You may also experience a burning sensation, tingling, or even numbness at the base of these toes. This can make walking difficult or even painful.

What are possible preventions and treatments?

There are a number of steps you can take to either prevent or treat Morton’s neuroma.

The first step would be to change your shoes to a pair that caters for Morton’s neuroma. These shoes would have a wider toe box, which will allow your foot and toes to align back to their natural foot position.

Make sure that you give your foot time to rest and apply ice for about 15 to 20 minutes. This will help reduce inflammation and pain. You can take over-the-counter anti-inflammatory medications—Motrin IB, Aleve or Advil—to help relieve the pain and inflammation as well.

Once the inflammation and pain has gone down, try some gentle stretching and strength exercises. This will also increase the strength in the arch of the foot, which will help to relieve the pressure on the ball of the foot.

Do exercises that help to gently stretch the Achilles and calf muscles. This will help to relieve the pressure and tension of the plantar fascia tissue as well. You can do the following exercises:

  • Standing calf stretch
  • Plantar fascia stretch

What Should You Look For When Buying Shoes For Morton’s Neuroma?

Look for shoes that allow you to adjust the fit, either with an adjustable strap or laces, as you don’t want your shoe to be too roomy. This way, you can also control the amount of pressure that’s applied to the forefoot of the shoe.

Make sure that the upper is stretchable and allows for flexibility so that your foot is still able to move naturally.

The shoe has to have a wide toe box, to eliminate direct pressure on the forefoot and prevent the metatarsal bones from rubbing against each other.

It may take some getting used to, but look at getting shoes that have zero-drop or a low drop—around 4 millimeters will be best—as you won’t be placing any pressure on the ball of your foot. The arch support of the shoe is important, as this will help relieve the pressure on the rest of the foot. It can help to realign the foot to its natural position, as well as help absorb the impact of the foot strike.
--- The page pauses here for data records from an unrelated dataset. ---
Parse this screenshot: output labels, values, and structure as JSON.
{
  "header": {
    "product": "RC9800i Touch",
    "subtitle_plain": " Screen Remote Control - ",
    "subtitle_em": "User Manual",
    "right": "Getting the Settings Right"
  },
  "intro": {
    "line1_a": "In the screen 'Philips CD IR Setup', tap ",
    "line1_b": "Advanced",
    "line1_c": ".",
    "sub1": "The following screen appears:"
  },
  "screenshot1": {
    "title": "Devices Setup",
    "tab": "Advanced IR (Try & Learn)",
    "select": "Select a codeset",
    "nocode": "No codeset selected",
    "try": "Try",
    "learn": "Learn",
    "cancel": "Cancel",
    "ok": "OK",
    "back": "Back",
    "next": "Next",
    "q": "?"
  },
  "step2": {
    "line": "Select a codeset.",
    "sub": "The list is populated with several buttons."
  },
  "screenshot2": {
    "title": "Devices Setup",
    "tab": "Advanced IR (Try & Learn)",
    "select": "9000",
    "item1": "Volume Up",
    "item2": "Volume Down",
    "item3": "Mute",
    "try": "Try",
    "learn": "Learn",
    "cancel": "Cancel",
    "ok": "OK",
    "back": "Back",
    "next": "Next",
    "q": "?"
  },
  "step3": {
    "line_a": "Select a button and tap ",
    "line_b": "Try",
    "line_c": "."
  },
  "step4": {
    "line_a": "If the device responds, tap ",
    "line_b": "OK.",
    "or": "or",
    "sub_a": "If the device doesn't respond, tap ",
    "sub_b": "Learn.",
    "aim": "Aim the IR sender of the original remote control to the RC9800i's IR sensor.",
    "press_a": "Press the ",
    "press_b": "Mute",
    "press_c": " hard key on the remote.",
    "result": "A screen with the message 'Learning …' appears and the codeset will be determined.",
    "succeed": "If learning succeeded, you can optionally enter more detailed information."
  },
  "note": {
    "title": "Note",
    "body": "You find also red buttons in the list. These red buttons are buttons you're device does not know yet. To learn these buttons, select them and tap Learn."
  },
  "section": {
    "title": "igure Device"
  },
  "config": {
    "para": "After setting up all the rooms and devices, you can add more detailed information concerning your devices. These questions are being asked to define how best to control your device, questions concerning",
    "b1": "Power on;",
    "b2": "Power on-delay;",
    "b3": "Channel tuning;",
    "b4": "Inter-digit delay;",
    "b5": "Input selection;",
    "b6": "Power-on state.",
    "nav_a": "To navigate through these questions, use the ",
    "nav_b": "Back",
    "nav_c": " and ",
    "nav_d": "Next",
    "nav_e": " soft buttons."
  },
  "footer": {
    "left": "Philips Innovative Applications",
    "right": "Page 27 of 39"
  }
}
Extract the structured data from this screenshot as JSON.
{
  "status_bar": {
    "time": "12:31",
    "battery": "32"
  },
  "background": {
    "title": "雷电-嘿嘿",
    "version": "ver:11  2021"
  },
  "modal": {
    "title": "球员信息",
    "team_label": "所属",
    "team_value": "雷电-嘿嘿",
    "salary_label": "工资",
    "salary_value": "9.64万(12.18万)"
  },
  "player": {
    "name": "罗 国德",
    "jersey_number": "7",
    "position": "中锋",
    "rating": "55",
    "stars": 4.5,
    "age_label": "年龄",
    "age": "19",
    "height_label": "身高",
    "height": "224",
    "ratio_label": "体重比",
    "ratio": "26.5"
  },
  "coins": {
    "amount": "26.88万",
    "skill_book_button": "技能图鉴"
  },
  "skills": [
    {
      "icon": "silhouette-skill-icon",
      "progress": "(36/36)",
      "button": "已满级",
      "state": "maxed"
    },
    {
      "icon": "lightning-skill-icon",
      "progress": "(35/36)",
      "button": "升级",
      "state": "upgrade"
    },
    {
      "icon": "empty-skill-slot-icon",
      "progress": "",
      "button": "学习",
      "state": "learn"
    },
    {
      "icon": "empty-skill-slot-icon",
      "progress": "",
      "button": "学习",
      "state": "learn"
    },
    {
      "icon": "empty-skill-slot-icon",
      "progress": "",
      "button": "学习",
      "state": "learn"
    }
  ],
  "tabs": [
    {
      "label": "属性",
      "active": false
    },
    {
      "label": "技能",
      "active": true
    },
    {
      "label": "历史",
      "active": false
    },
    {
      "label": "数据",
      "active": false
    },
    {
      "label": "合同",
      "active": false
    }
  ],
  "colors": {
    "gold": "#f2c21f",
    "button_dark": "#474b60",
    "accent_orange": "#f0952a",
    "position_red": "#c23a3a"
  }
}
You may have to invest in a pair of orthotic insoles that have anatomical arch support, as this will help to control overpronation, which can place pressure on the ball of the foot.